By FELIX OLOYEDE
Experts have noted that the reduction in the International Monetary Fund’s (IMF) growth outlook for the Nigerian economy in 2018 presages a rise in the jobless rate as the economy head into a new year.
The IMF cut the country’s growth projections for this year from 2.1percent to 1.9 percent, arguing that Nigeria’s economy is underperforming due to reduction in oil production levels, and contraction in the agricultural sector on the back of a herder-farmer crisis.
The country’s economy has slowed down in two consecutive quarters, from 2.11 per cent in Q4 2017 to 1.95 per cent in Q1 2018 and further weakened to 1.5 per cent at the end of Q2 2018.
“The cut in Nigeria’s GDP projection by the IMF simply means that unemployment is expected to rise,” Professor Leo Ukpong, a financial economist and Dean, School of Business, University of Uyo told Business Hallmark.
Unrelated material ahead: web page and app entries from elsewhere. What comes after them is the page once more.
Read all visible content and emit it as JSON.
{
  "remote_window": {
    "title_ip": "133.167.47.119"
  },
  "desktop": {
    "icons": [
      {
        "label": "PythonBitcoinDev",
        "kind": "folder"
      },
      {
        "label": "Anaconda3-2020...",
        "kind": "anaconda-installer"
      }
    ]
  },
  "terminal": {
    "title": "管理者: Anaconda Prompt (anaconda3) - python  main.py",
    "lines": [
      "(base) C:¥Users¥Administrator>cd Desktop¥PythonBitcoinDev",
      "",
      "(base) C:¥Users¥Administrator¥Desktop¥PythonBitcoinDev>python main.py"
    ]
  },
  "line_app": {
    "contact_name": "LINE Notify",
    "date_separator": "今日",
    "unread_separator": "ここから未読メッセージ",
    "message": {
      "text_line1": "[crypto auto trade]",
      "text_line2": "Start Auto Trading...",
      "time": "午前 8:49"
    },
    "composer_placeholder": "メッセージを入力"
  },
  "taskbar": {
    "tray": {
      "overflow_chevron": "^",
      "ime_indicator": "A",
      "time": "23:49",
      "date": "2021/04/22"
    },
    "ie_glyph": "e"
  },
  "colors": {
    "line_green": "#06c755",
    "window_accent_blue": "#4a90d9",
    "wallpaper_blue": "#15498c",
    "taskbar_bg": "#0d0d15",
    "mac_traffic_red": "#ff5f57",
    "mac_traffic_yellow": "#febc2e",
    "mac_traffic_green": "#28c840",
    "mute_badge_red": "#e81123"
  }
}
According to him, a drop in expected output will force businesses to cut down their demand for labour. In turn, this will cycle back to an expected drop in consumer spending.
“Bottom line, we should expect an increase in unemployment and some more drop in GDP due to the follow through drop in consumption spending,” Prof. Ukpong explains.
For Akinwunmi Ayodele, Head, Research, FSDH Merchant Bank, the IMF economic growth revision for the country means a contraction in job opportunities, which may lead to more poverty, particularly when the nation’s population growing at roughly 3 per cent.
Nigeria’s unemployment rate stood at 18.80 percent as at the third quarter of 2017, increasing from 16.20 percent in the second quarter of 2017.
But the country’s youth unemployment rate increased to 33.10 percent during this period from 29.50 percent in the second quarter of 2017.
While briefing pressmen at the annual meetings of the International Monetary Fund and World Bank Group in Bali, Indonesia last week, Gian Maria Milesi-Ferretti, deputy director at IMF’s research department said the aggregate growth rate of Africa was being dragged down by Nigeria, South Africa and Angola, its three largest economies.
He explained that “In Nigeria and Angola, tighter monetary policy and moderation in food price increases contributed to tapering inflation. In Nigeria, inflation is projected to fall to 12.4 percent in 2018, from 16.5 percent in 2017, and to rise to 13.5 percent in 2019,” the report read.
The reduction in Nigeria’s real GDP growth rate forecast for 2018 simply means that economic activities will not expand as much as earlier predicted, enunciated Moses Ojo, Head, Research and Business Development, PanAfrican Capital Holdings.
“For the people on the street, this simply mean that the growth rate of economic prosperity will only be 1.9 per cent in the current year. On one side, if will compared this projected growth rate to the annual growth rate of population which is at 3.1 per cent, we can say that the people on the street will become poorer,” he maintained.
But Vice President Yemi Osinbajo recently disclosed that over 300,000 traders have benefited from Federal Government’s interest free loan called Trader Moni Programme, aimed at lifting more Nigerians from poverty.
He noted the Trader Moni Programme has so far disbursed over N15.18 billion to traders, artisans and farmers, from the N1 trillion it plans to spend annually on the vulnerable in the society.
Meanwhile, the Fund also cautioned the country and other oil-exporting countries against their rising foreign debts, urging them to ramp up their revenues to make external borrowing sustainable.
Senator Udo Udoma, minister of Budget and National Planning concurred to the position of the IMF, but clarified in a statement by his Special Adviser on Media, Akpandem James that “Even though we in Nigeria have one of the lowest debt levels among our African peers, we realise that we need to improve our revenues to bring down our debt service to revenue ratio to more comfortable levels.
“We are broadening our tax base through policy reforms such as the tax amnesty programme. This, among, other measures, has resulted in the number of taxpayers rising from 13 million to over 19 million. We are also deploying technology in tax and customs’ collections to automate processes and enhance efficiencies.”
On the other hand, the country’s foreign reserves has depleted further by USD439.48 million toUSD43.35 billion, hitting its lowest level since March, despite crude oil price reaching over four year high of USD82 per barrel in September.
It has, however, moderated to USD80.43 on Saturday after the International Energy Agency said supply seemed to be adequate and the outlook for demand is lowering, although energy experts believe the Iran sanction and Venezuela crisis may push oil prices to about USD100.
However, the Naira weakened by 0.28 per cent week-on-week toN362 against the Dollar in the parallel market, halting 20 sessions of flat trades at NGN360 and it depreciatedby 0.08 per cent to N364.12 in the I&E FX window.
But the country’sforeign exchange market, however, remained stable last week, underpinned on CBN’s persisting interventions, wherein USD210 million was sold.